Between a Rock & a Hard Place

This next leg of the hike will take you up a rock-face to the edge of St. John’s. It is here where the ocean currents bring two giants to our shores. Both whales and icebergs can be spotted from this look out – making it an ideal place to sit and rest while breathing in the freshest air. On a clear non-foggy day you can also spot the most Easterly point of North America, Cape Spear. A pair of binoculars can come in handy if you want a more close up view of mother nature’s theatre.

Photo by: Stacy Budgell (stacyjanie)

Up & Around the Bend

You have hit the half way mark, it’s time to check your step reader and celebrate! For now, climb over the ancient rock formations to another place to perch before you begin your ascension up Signal Hill. This third set of red Parks Canada chairs also provide you with ocean views overlooking Cuckold’s Cove.

It's The Climb

On your mark, get set, go! Now the real climb is ahead. The last sets of the stairs, though challenging, were easy compared to this elevation hike. At times it will feel like you are walking sideways up a 90 degree angle, which to be honest you kind of are. You may be tempted to look up to see how far you have to go or count your steps, these are both bad ideas…

All joking aside, this last part of the hike will have you wanting to listen to the Rocky theme song Eye of the Tiger, because it will definitely leave you feeling like a champion. Take it one step at a time, rest at the platforms and breathe in the clear sea air. You’ve made it, and Cabot Tower is your prize.

Photo By: jheathp

Tips for what you need for this hike:

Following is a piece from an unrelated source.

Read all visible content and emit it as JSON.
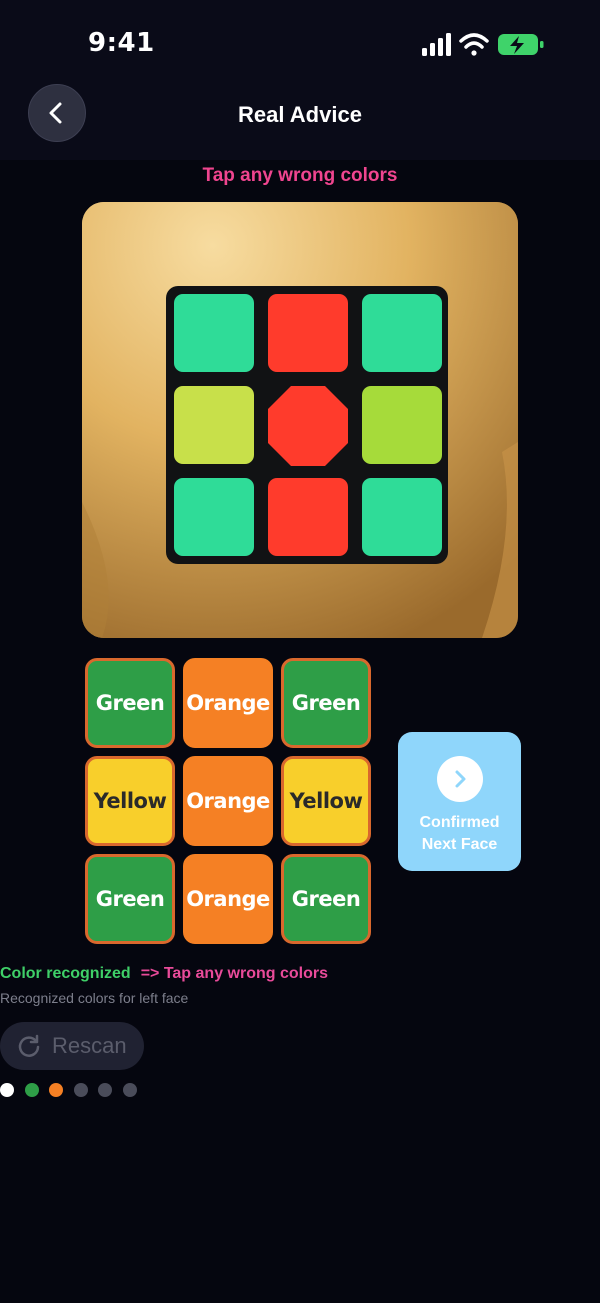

  1. A pair of running shoes or hiking boots that have good traction. This is a fairly dry trail but there may be some puddles depending on when it last rained. It is also rocky so make sure you wear decent shoes for climbing and walking.
  2. A set of binoculars if you would like to whale, iceberg (spring-time) or boat watch along your hike.
  3. Multiple layers, at times the wind will be whipping past you and others you will be in full sun. A baseball cap will also help to give your face some shade.
  4. A large shatterproof water bottle to stay hydrated.
  5. A camera or quality smartphone to snap photos along the way, bonus if the smart phone tracks steps. It will show you how much you have climbed.
  6. As you can see from the photos above, weather can change quickly in St. John’s. Fog is known to roll in and out of the harbour and can leave you feeling like you’re either on top of the clouds or in them.

Published: July 26, 2019